> WHAT THE TASK REQUIRES
Write down nothing except how many lines in the entries contain "Details".
%%
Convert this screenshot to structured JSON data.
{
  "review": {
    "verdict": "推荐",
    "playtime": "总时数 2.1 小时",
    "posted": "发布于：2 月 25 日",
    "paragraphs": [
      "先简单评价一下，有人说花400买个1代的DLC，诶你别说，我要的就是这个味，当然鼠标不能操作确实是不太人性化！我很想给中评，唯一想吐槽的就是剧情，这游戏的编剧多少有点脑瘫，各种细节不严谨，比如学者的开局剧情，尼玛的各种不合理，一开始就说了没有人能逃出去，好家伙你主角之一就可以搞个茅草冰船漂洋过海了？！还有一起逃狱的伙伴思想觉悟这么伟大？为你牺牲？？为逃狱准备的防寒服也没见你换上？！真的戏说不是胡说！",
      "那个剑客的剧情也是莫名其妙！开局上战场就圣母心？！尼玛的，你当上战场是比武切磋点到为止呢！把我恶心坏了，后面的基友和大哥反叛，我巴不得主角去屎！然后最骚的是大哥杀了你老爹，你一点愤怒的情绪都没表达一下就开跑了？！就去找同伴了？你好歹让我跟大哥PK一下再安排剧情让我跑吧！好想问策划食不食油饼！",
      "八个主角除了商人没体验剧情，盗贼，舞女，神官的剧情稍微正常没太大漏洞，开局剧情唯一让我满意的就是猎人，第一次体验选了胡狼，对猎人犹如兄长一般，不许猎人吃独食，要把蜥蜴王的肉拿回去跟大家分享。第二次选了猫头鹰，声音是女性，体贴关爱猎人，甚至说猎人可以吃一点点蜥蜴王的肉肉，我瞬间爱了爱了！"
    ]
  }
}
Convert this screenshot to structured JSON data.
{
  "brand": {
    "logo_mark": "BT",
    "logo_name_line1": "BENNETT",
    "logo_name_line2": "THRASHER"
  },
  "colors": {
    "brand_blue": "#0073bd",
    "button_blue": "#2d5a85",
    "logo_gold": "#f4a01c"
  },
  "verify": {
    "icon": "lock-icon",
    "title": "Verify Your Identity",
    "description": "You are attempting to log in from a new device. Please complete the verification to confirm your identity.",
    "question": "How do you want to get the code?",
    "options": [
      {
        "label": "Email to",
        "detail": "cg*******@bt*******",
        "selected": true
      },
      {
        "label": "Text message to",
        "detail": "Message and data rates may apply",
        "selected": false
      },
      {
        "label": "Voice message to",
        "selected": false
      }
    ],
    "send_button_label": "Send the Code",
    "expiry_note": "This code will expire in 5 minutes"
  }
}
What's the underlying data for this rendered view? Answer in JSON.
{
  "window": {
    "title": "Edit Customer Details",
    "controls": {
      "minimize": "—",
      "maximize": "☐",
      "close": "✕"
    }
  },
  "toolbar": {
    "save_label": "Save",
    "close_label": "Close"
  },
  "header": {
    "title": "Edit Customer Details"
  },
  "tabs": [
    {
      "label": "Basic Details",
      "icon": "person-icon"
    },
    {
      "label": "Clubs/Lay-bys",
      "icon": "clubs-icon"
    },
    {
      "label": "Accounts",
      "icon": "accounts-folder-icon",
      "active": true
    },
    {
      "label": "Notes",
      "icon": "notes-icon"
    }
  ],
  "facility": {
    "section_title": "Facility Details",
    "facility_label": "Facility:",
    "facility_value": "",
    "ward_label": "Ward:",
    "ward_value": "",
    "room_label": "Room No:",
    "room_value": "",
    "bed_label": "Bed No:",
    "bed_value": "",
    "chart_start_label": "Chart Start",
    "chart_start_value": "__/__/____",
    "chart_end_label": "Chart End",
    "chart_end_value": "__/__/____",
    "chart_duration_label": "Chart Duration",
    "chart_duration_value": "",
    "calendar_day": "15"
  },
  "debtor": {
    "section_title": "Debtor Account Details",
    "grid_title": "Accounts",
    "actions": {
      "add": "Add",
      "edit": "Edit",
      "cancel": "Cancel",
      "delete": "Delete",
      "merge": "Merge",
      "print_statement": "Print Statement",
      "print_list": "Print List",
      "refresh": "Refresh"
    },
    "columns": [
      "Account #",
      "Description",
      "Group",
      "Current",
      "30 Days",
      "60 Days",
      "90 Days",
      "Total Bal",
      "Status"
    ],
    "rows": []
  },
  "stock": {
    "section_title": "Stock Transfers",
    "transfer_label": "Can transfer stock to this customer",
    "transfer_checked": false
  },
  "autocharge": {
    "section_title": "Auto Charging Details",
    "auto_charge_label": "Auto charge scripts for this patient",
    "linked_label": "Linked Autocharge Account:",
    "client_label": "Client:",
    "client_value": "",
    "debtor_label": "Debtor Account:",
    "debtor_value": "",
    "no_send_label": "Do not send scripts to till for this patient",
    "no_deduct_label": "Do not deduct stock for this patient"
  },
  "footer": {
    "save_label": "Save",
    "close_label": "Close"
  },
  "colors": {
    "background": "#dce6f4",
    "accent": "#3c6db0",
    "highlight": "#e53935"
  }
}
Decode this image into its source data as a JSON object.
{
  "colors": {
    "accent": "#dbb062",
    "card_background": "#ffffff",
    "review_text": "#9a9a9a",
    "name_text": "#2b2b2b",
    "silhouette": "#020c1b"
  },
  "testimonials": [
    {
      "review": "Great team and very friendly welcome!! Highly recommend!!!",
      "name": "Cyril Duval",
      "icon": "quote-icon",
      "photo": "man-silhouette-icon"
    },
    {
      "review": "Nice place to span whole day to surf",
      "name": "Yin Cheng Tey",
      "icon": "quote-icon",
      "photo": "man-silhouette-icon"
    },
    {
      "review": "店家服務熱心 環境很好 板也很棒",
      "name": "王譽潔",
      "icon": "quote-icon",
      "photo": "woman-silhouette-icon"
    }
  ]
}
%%
> RESPONSE AREA
6